Rear Admiral Oscar Farenholt

Naval History & Heritage Command photo.

Rear Admiral Oscar W. Farenholt.

Oscar Walter Farenholt was the first enlisted man in the Navy to reach flag rank. Born 2 May 1843 at San Antonio, Texas to German immigrants, he learned English at a French school in New Orleans before joining the merchant marine. After three years, he enlisted in the Navy as a seaman 24 April 1861 on the outbreak of the Civil War.

Attached thereafter to the steam screw frigate Wabash, he participated in the Battles of Hatteras Inslet, Port Royal and Fort Pulaski before being wounded at Pocotaligo, South Carolina on 22 October 1862. In 1863, after recovering, he was assigned to the monitor Catskill for the siege of Charleston, April 1863–April 1864. Appointed Acting Ensign on 19 August of that year, he commanded the mortar schooner Henry James during operations in the Sounds of North Carolina and the capture of Fort Fisher at Wilmington.

Promoted to ensign and then master in 1868, lieutenant in 1870, lieutenant commander in 1882 and commander in 1892, he assumed command of the gunboat Monocacy, which Admiral Dewey used as a base at Shanghai during the Spanish American War.

After tours at the Boston Navy Yard and at the Naval War College, Farenholt was promoted captain in 1900. He served as Commandant of the Navy Yard at Cavite in the Philippine Islands and commanded the monitor Monadnock, and was promoted rear admiral in 1901. He retired on 1 September of that year and died 30 June 1920 at Mare Island, California.

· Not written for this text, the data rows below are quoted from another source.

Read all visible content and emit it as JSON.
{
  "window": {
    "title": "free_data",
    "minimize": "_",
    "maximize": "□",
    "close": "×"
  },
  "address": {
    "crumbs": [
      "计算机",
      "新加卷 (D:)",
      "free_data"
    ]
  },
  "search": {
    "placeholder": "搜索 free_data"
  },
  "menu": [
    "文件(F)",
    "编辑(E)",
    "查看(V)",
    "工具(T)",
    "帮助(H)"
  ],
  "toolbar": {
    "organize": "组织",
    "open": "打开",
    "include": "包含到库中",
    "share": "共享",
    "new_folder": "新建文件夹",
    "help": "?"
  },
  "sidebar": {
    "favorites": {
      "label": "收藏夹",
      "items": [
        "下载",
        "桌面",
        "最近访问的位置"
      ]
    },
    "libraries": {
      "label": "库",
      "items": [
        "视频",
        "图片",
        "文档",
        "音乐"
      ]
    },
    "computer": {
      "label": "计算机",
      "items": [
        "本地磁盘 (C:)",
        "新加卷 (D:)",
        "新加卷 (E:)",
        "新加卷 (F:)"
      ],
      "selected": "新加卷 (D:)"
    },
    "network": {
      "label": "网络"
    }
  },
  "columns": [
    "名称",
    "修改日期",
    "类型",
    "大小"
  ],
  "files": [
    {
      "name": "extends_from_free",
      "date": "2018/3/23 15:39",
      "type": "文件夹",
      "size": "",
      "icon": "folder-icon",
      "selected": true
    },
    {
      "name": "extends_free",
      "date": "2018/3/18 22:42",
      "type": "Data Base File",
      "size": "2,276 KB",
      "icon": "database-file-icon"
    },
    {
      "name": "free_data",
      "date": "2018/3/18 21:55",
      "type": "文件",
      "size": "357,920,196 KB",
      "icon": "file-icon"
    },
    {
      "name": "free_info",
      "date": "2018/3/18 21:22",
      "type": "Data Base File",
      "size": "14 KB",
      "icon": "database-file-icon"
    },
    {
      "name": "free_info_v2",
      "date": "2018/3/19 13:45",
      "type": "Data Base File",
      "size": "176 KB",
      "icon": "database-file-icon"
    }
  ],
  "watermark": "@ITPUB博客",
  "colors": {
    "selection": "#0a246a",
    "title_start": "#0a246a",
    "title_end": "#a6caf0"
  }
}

He and his wife Ella are buried at the San Francisco National Cemetery in San Francisco.